    Not all ‘Freight In Bond’ situations occur as a result of a problem, or create an unplanned delay.

    Sometimes freight is put “In Bond” at the specific request of the customer: for example, “In Transit” bonds are used to move shipments physically through an en route country without clearing the freight in and out of that country (e.g., from Canada to Mexico through the United States).

    Sometimes a carrier may use an “In Transit” bond to route domestic freight through another country for purely operational or cost-saving reasons (e.g., from eastern Canada to western Canada via the northern United States, or from Michigan to Upstate New York via Canada.

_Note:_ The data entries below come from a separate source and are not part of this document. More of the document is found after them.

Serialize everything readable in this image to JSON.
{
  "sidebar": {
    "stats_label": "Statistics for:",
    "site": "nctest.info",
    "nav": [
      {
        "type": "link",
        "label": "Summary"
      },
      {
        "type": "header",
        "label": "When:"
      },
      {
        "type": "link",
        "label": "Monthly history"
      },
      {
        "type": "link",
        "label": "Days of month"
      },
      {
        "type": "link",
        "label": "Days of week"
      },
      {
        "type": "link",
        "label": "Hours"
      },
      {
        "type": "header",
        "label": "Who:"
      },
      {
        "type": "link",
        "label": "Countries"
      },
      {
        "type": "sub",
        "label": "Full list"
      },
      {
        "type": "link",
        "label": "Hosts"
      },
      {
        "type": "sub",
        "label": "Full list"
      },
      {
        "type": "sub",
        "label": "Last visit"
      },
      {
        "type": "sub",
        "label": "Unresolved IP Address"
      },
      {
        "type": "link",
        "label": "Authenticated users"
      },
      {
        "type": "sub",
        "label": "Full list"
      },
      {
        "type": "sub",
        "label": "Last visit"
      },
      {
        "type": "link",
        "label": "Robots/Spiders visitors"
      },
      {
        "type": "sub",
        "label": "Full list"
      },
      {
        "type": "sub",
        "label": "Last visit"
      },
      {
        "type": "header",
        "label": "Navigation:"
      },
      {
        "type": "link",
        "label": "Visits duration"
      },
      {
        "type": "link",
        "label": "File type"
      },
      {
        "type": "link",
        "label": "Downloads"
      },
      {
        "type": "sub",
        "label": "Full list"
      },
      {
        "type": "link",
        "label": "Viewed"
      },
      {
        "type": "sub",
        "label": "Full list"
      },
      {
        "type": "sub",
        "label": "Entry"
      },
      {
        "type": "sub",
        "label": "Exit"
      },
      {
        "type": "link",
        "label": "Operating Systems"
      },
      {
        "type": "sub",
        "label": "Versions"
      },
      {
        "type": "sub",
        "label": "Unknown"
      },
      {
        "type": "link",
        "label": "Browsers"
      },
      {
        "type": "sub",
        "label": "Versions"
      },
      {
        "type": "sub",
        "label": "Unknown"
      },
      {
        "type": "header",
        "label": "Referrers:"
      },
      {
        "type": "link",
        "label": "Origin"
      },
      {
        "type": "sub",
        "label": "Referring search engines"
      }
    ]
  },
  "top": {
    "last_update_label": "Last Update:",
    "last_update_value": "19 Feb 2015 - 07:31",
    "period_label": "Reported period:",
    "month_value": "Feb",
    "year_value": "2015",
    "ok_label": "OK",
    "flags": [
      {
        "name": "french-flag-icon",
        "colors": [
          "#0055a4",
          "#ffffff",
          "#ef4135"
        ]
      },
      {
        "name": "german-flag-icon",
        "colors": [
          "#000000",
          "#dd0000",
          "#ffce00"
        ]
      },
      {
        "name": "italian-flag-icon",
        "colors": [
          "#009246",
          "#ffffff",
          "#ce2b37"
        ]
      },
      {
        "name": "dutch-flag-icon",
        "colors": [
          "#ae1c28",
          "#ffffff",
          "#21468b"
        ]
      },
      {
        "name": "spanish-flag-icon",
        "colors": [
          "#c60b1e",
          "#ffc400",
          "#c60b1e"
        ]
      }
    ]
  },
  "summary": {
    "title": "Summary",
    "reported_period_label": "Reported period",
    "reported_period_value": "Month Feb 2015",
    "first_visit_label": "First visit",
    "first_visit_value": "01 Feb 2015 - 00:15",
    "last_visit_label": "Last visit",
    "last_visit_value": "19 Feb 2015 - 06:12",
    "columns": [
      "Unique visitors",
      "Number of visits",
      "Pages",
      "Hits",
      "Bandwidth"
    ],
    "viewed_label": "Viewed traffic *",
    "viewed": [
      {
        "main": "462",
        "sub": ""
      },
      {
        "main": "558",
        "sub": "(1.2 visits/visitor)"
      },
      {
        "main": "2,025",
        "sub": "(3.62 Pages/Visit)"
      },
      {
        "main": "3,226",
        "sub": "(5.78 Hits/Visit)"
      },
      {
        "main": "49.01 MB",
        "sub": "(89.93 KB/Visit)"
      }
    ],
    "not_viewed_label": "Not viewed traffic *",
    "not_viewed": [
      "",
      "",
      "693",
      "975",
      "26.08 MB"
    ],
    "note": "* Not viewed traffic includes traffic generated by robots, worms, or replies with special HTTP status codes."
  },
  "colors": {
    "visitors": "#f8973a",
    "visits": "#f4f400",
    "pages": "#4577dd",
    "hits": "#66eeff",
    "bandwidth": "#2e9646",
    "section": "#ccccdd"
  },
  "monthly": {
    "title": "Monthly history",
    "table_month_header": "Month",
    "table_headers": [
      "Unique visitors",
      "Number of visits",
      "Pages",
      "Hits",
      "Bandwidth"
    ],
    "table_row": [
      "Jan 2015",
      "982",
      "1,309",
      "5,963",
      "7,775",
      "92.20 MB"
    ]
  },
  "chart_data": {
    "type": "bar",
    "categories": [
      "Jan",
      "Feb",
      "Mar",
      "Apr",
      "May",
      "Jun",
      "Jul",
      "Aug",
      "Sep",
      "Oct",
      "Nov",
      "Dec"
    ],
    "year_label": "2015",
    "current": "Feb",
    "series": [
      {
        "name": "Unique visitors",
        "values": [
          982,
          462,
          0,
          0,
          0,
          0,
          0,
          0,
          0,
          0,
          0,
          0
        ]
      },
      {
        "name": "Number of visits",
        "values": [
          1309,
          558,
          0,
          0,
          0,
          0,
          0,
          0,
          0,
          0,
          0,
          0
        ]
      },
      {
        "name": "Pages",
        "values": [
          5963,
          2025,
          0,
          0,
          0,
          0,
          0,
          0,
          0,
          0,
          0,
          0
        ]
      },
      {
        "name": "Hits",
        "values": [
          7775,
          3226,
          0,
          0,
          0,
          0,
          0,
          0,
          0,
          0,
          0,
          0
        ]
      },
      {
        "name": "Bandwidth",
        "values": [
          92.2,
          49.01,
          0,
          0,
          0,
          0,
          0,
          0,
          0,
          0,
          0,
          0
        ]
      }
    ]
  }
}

    And a thrid operational “In Bond” example is product samples taken into a country on a “Temporary Importation Bond” , for display at a trade show, without the restriction that the goods be maintained in a controlled, restricted environment.

  4. We will work with you, with your Customs Broker, and with the carrier to get the “In Bond” freight cleared and delivered as quickly as possible. However:
    • The problem that initially caused the freight to be put in bond can only be resolved by you, the exporter / importer /owner, working with your Customs Broker.
    • The problem, however serious or trivial, will not go away on its own, and your delays and your costs will continue to mount until you do resolve the problem.
    • Once the freight has been cleared, the carrier will require a reasonable period of time, perhaps hours or perhaps days, depending on circumstances, to schedule a driver to pick up the freight from the bonded compound, and deliver it to its destination.
      It is worth nothing that queues of “In Bond” freight are always longer, always take longer to clear, and always wait longer to be retrieved and delivered after clearance, on Mondays and after long weekends.
  5. We will keep you advised of the additional fees that will be assessed. These will be charged for delays, for storage, for inland clearance, for demurrage, for out-of-route mileage, and for re-delivery


Delivery of the freight will be delayed by at least day, and as long as 3 days. Revised paperwork is often required.

  • If you have repeated Customs clearance issues, your account will be flagged and your shipments will be designated for extra attention. This will translate directly into added delays and costs.



In order to facilitate international freight flows, the Customs clearance process has been designed to be very efficient for shippers who do their preparation carefully and accurately. If correct and complete documentation is sent to Customs (via a Customs Broker) with the correct lead time, and there is nothing suspicions, then Customs will regularly require no more than a few seconds to process the truck and the shipment when it arrives at the border. These shipments are given priority processing and handling. Only a random inspection would delay the process.

On the other hand, the system is also designed to be intentionally slow, time-consuming, and expensive for shippers who do not have their paperwork and processes in order. These shipments are not given priority processing and handling, which makes it difficult for a carrier to plan in advance for their release and re-delivery.


The freight is put in bond and taken to an approved Sufferance Warehouse or bonded carrier compound. The freight is often released the next business day, except that shipments put in bond over the weekend usually take 2 – 3 days to be released. Delivery is typically same day or next day after release.

The charges assessed will typically be between $150 and $600. However, if the freight had to be held at a remote border location, charges can easily exceed $1,000.